Items from an interface collection
'''
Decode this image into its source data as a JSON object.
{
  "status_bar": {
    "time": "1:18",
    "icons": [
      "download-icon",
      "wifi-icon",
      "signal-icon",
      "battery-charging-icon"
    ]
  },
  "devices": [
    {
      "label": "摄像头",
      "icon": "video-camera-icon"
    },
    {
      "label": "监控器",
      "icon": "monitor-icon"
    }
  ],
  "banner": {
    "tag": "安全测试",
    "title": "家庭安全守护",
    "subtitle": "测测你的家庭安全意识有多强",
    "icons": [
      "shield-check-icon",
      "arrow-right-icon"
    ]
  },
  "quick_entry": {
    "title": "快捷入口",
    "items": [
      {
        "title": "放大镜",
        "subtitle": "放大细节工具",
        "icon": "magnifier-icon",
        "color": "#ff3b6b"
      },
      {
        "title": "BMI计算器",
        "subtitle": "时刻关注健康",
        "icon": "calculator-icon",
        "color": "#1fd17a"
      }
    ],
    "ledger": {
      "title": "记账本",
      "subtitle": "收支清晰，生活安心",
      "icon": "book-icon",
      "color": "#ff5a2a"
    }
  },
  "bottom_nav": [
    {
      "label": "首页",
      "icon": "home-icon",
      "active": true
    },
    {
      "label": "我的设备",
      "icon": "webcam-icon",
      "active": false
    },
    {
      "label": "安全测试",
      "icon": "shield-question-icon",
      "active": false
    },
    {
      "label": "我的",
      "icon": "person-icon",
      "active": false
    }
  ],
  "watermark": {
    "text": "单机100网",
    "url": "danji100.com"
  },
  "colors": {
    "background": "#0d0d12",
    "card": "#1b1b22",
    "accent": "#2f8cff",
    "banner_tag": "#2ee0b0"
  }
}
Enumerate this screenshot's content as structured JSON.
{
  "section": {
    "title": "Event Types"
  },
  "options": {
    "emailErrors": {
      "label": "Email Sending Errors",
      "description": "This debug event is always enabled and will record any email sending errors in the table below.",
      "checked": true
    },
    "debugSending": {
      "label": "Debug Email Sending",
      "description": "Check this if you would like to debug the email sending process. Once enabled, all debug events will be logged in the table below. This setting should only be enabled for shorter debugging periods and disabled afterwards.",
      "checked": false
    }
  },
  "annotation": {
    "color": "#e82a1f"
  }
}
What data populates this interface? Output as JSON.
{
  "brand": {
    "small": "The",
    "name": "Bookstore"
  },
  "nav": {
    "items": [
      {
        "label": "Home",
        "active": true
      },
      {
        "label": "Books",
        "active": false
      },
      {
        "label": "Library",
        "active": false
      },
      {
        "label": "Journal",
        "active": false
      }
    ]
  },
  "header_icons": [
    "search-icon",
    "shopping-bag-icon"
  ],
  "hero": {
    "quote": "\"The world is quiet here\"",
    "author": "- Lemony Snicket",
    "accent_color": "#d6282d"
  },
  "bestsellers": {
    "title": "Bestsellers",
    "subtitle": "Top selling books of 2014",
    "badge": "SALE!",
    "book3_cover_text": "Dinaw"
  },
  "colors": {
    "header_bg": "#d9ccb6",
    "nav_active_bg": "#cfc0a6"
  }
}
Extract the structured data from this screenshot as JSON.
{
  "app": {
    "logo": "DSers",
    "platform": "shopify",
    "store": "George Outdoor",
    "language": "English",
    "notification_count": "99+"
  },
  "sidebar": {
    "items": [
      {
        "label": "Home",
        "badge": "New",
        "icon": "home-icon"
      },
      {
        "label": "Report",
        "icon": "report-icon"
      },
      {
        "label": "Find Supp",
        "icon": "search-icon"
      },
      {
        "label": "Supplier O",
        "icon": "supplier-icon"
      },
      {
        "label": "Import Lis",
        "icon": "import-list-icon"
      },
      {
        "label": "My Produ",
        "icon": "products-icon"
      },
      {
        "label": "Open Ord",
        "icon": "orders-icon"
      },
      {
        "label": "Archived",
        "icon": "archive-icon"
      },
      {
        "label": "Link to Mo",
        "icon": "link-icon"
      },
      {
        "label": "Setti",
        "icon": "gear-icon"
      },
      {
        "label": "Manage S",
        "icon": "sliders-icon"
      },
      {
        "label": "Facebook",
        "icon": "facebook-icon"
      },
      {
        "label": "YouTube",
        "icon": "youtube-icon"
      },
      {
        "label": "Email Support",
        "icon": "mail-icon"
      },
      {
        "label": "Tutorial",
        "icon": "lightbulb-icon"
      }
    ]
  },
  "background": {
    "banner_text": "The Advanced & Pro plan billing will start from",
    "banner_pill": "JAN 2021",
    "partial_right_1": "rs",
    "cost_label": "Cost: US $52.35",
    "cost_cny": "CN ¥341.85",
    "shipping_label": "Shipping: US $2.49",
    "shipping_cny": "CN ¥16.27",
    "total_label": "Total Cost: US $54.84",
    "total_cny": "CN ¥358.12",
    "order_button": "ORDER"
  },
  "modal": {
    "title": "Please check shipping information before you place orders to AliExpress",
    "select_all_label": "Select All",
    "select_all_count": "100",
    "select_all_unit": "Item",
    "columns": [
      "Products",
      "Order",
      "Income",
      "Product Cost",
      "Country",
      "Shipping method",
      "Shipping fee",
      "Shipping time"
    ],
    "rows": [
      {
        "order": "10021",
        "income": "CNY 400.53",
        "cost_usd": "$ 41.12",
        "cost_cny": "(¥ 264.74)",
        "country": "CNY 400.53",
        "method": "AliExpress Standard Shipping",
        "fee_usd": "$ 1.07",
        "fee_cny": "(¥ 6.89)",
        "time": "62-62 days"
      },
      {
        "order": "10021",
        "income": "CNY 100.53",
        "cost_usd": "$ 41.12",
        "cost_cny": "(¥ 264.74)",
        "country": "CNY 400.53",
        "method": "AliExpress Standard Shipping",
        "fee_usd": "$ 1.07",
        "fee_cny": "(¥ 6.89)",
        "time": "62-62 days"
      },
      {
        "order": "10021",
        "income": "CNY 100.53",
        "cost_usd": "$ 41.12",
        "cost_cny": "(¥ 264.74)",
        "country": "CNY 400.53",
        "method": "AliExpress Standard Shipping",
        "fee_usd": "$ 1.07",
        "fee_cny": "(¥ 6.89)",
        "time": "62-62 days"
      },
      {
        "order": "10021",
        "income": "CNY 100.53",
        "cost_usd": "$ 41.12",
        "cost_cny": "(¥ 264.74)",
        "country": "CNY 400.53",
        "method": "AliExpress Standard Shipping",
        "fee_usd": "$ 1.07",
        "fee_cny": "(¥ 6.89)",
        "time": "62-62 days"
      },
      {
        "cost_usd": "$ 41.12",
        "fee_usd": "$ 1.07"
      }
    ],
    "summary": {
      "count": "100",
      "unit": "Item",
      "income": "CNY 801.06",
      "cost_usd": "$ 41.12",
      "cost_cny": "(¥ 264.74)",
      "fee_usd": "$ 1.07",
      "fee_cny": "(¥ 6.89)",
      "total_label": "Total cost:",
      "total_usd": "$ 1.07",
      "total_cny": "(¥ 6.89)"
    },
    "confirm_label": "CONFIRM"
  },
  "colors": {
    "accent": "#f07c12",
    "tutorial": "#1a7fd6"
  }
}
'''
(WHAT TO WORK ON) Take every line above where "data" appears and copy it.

(SOLUTION FOR THIS TASK)
Decode this image into its source data as a JSON object.
What data populates this interface? Output as JSON.
Extract the structured data from this screenshot as JSON.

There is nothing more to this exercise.